▸ **WORK TO COMPLETE**: From the records below, copy the lines that include "title".

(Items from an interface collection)
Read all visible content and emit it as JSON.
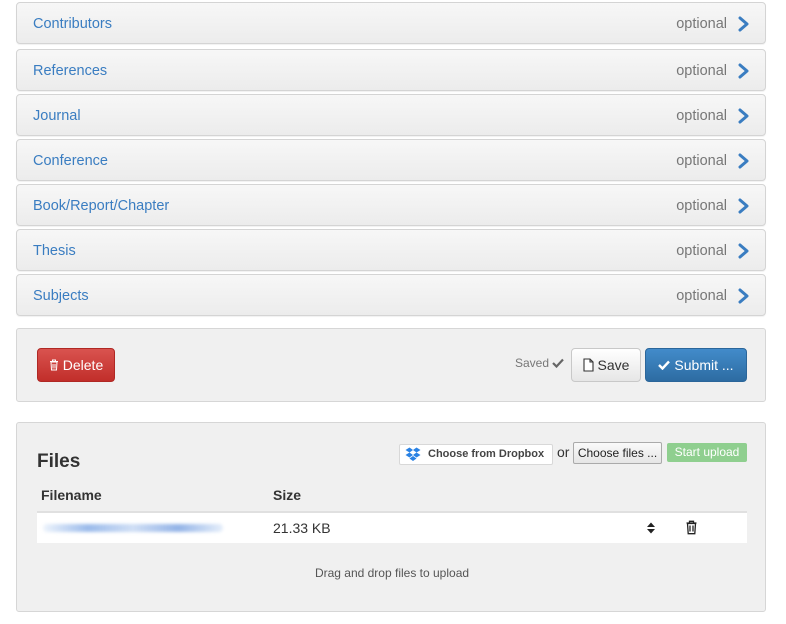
{
  "sections": [
    {
      "title": "Contributors",
      "status": "optional"
    },
    {
      "title": "References",
      "status": "optional"
    },
    {
      "title": "Journal",
      "status": "optional"
    },
    {
      "title": "Conference",
      "status": "optional"
    },
    {
      "title": "Book/Report/Chapter",
      "status": "optional"
    },
    {
      "title": "Thesis",
      "status": "optional"
    },
    {
      "title": "Subjects",
      "status": "optional"
    }
  ],
  "actions": {
    "delete_label": "Delete",
    "saved_label": "Saved",
    "save_label": "Save",
    "submit_label": "Submit ..."
  },
  "files": {
    "title": "Files",
    "dropbox_label": "Choose from Dropbox",
    "or_label": "or",
    "choose_label": "Choose files ...",
    "start_label": "Start upload",
    "col_filename": "Filename",
    "col_size": "Size",
    "rows": [
      {
        "size": "21.33 KB"
      }
    ],
    "drop_hint": "Drag and drop files to upload"
  },
  "colors": {
    "link": "#3a7dc1",
    "danger": "#d9534f",
    "primary": "#428bca",
    "success_disabled": "#8fcf8f",
    "dropbox": "#2a82e4"
  },
  "icons": {
    "chevron": "chevron-right-icon",
    "trash": "trash-icon",
    "check": "check-icon",
    "file": "file-icon",
    "dropbox": "dropbox-icon",
    "sort": "sort-icon"
  }
}
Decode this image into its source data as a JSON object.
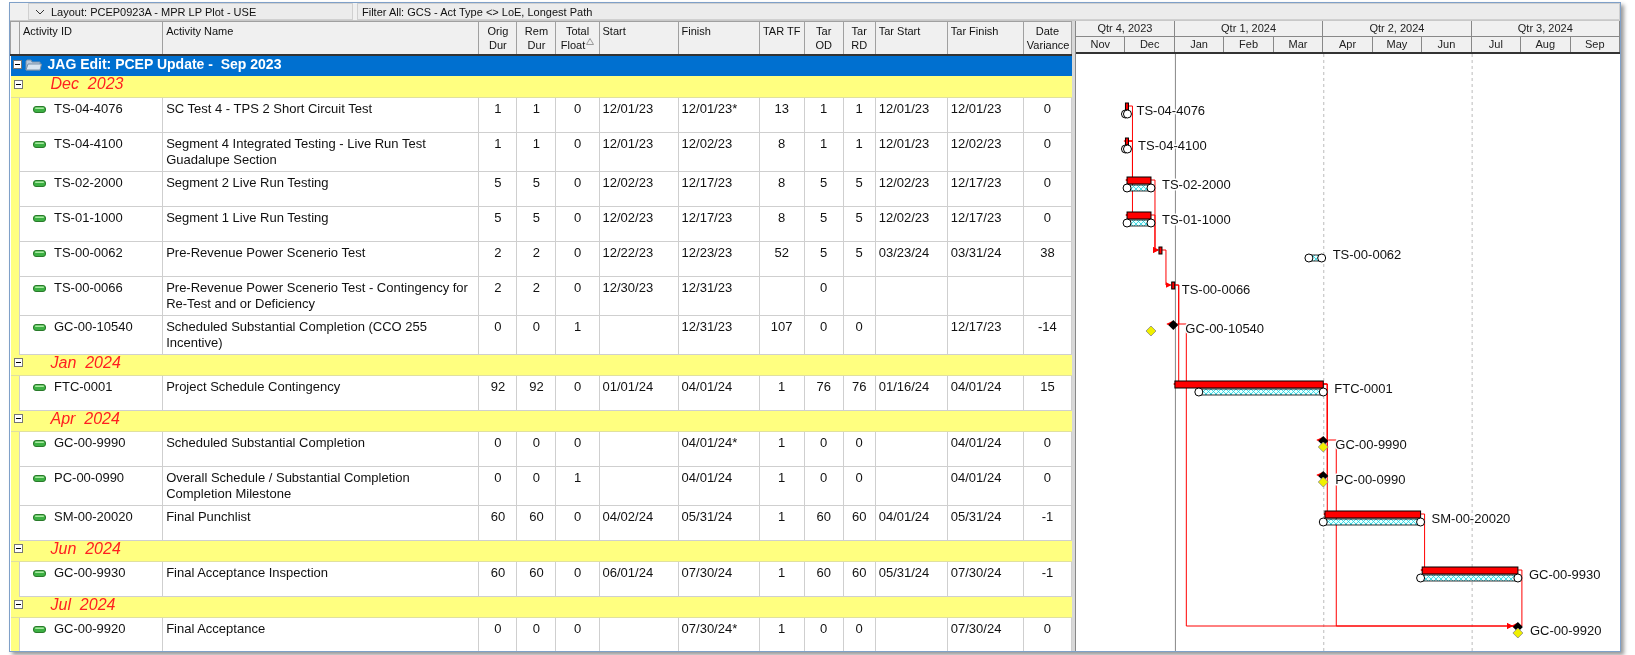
{
  "toolbar": {
    "layout": "Layout: PCEP0923A - MPR LP Plot - USE",
    "filter": "Filter All: GCS - Act Type <> LoE, Longest Path"
  },
  "table": {
    "columns": [
      {
        "label": "Activity ID",
        "sorted": false
      },
      {
        "label": "Activity Name",
        "sorted": false
      },
      {
        "label": "Orig Dur",
        "sorted": false
      },
      {
        "label": "Rem Dur",
        "sorted": false
      },
      {
        "label": "Total Float",
        "sorted": true
      },
      {
        "label": "Start",
        "sorted": false
      },
      {
        "label": "Finish",
        "sorted": false
      },
      {
        "label": "TAR TF",
        "sorted": false
      },
      {
        "label": "Tar OD",
        "sorted": false
      },
      {
        "label": "Tar RD",
        "sorted": false
      },
      {
        "label": "Tar Start",
        "sorted": false
      },
      {
        "label": "Tar Finish",
        "sorted": false
      },
      {
        "label": "Date Variance",
        "sorted": false
      }
    ],
    "root": {
      "label": "JAG Edit: PCEP Update -  Sep 2023",
      "expanded": true
    },
    "groups": [
      {
        "label": "Dec  2023",
        "expanded": true,
        "rows": [
          {
            "id": "TS-04-4076",
            "name": "SC Test 4 - TPS 2 Short Circuit Test",
            "orig_dur": "1",
            "rem_dur": "1",
            "total_float": "0",
            "start": "12/01/23",
            "finish": "12/01/23*",
            "tar_tf": "13",
            "tar_od": "1",
            "tar_rd": "1",
            "tar_start": "12/01/23",
            "tar_finish": "12/01/23",
            "date_variance": "0"
          },
          {
            "id": "TS-04-4100",
            "name": "Segment 4 Integrated Testing - Live Run Test Guadalupe Section",
            "orig_dur": "1",
            "rem_dur": "1",
            "total_float": "0",
            "start": "12/01/23",
            "finish": "12/02/23",
            "tar_tf": "8",
            "tar_od": "1",
            "tar_rd": "1",
            "tar_start": "12/01/23",
            "tar_finish": "12/02/23",
            "date_variance": "0"
          },
          {
            "id": "TS-02-2000",
            "name": "Segment 2 Live Run Testing",
            "orig_dur": "5",
            "rem_dur": "5",
            "total_float": "0",
            "start": "12/02/23",
            "finish": "12/17/23",
            "tar_tf": "8",
            "tar_od": "5",
            "tar_rd": "5",
            "tar_start": "12/02/23",
            "tar_finish": "12/17/23",
            "date_variance": "0"
          },
          {
            "id": "TS-01-1000",
            "name": "Segment 1 Live Run Testing",
            "orig_dur": "5",
            "rem_dur": "5",
            "total_float": "0",
            "start": "12/02/23",
            "finish": "12/17/23",
            "tar_tf": "8",
            "tar_od": "5",
            "tar_rd": "5",
            "tar_start": "12/02/23",
            "tar_finish": "12/17/23",
            "date_variance": "0"
          },
          {
            "id": "TS-00-0062",
            "name": "Pre-Revenue Power Scenerio Test",
            "orig_dur": "2",
            "rem_dur": "2",
            "total_float": "0",
            "start": "12/22/23",
            "finish": "12/23/23",
            "tar_tf": "52",
            "tar_od": "5",
            "tar_rd": "5",
            "tar_start": "03/23/24",
            "tar_finish": "03/31/24",
            "date_variance": "38"
          },
          {
            "id": "TS-00-0066",
            "name": "Pre-Revenue Power Scenerio Test - Contingency for Re-Test and or Deficiency",
            "orig_dur": "2",
            "rem_dur": "2",
            "total_float": "0",
            "start": "12/30/23",
            "finish": "12/31/23",
            "tar_od": "0"
          },
          {
            "id": "GC-00-10540",
            "name": "Scheduled Substantial Completion (CCO 255 Incentive)",
            "orig_dur": "0",
            "rem_dur": "0",
            "total_float": "1",
            "finish": "12/31/23",
            "tar_tf": "107",
            "tar_od": "0",
            "tar_rd": "0",
            "tar_finish": "12/17/23",
            "date_variance": "-14"
          }
        ]
      },
      {
        "label": "Jan  2024",
        "expanded": true,
        "rows": [
          {
            "id": "FTC-0001",
            "name": "Project Schedule Contingency",
            "orig_dur": "92",
            "rem_dur": "92",
            "total_float": "0",
            "start": "01/01/24",
            "finish": "04/01/24",
            "tar_tf": "1",
            "tar_od": "76",
            "tar_rd": "76",
            "tar_start": "01/16/24",
            "tar_finish": "04/01/24",
            "date_variance": "15"
          }
        ]
      },
      {
        "label": "Apr  2024",
        "expanded": true,
        "rows": [
          {
            "id": "GC-00-9990",
            "name": "Scheduled Substantial Completion",
            "orig_dur": "0",
            "rem_dur": "0",
            "total_float": "0",
            "finish": "04/01/24*",
            "tar_tf": "1",
            "tar_od": "0",
            "tar_rd": "0",
            "tar_finish": "04/01/24",
            "date_variance": "0"
          },
          {
            "id": "PC-00-0990",
            "name": "Overall Schedule / Substantial Completion Completion Milestone",
            "orig_dur": "0",
            "rem_dur": "0",
            "total_float": "1",
            "finish": "04/01/24",
            "tar_tf": "1",
            "tar_od": "0",
            "tar_rd": "0",
            "tar_finish": "04/01/24",
            "date_variance": "0"
          },
          {
            "id": "SM-00-20020",
            "name": "Final Punchlist",
            "orig_dur": "60",
            "rem_dur": "60",
            "total_float": "0",
            "start": "04/02/24",
            "finish": "05/31/24",
            "tar_tf": "1",
            "tar_od": "60",
            "tar_rd": "60",
            "tar_start": "04/01/24",
            "tar_finish": "05/31/24",
            "date_variance": "-1"
          }
        ]
      },
      {
        "label": "Jun  2024",
        "expanded": true,
        "rows": [
          {
            "id": "GC-00-9930",
            "name": "Final Acceptance Inspection",
            "orig_dur": "60",
            "rem_dur": "60",
            "total_float": "0",
            "start": "06/01/24",
            "finish": "07/30/24",
            "tar_tf": "1",
            "tar_od": "60",
            "tar_rd": "60",
            "tar_start": "05/31/24",
            "tar_finish": "07/30/24",
            "date_variance": "-1"
          }
        ]
      },
      {
        "label": "Jul  2024",
        "expanded": true,
        "rows": [
          {
            "id": "GC-00-9920",
            "name": "Final Acceptance",
            "orig_dur": "0",
            "rem_dur": "0",
            "total_float": "0",
            "finish": "07/30/24*",
            "tar_tf": "1",
            "tar_od": "0",
            "tar_rd": "0",
            "tar_finish": "07/30/24",
            "date_variance": "0"
          }
        ]
      }
    ]
  },
  "gantt": {
    "quarters": [
      {
        "label": "Qtr 4, 2023",
        "months": [
          "Nov",
          "Dec"
        ]
      },
      {
        "label": "Qtr 1, 2024",
        "months": [
          "Jan",
          "Feb",
          "Mar"
        ]
      },
      {
        "label": "Qtr 2, 2024",
        "months": [
          "Apr",
          "May",
          "Jun"
        ]
      },
      {
        "label": "Qtr 3, 2024",
        "months": [
          "Jul",
          "Aug",
          "Sep"
        ]
      }
    ],
    "bars": [
      {
        "label": "TS-04-4076",
        "kind": "task"
      },
      {
        "label": "TS-04-4100",
        "kind": "task"
      },
      {
        "label": "TS-02-2000",
        "kind": "task"
      },
      {
        "label": "TS-01-1000",
        "kind": "task"
      },
      {
        "label": "TS-00-0062",
        "kind": "task"
      },
      {
        "label": "TS-00-0066",
        "kind": "task"
      },
      {
        "label": "GC-00-10540",
        "kind": "milestone"
      },
      {
        "label": "FTC-0001",
        "kind": "task"
      },
      {
        "label": "GC-00-9990",
        "kind": "milestone"
      },
      {
        "label": "PC-00-0990",
        "kind": "milestone"
      },
      {
        "label": "SM-00-20020",
        "kind": "task"
      },
      {
        "label": "GC-00-9930",
        "kind": "task"
      },
      {
        "label": "GC-00-9920",
        "kind": "milestone"
      }
    ]
  }
}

▸ **REPLY TO THE EXERCISE**:
      "title": "Contributors",
      "title": "References",
      "title": "Journal",
      "title": "Conference",
      "title": "Book/Report/Chapter",
      "title": "Thesis",
      "title": "Subjects",
    "title": "Files",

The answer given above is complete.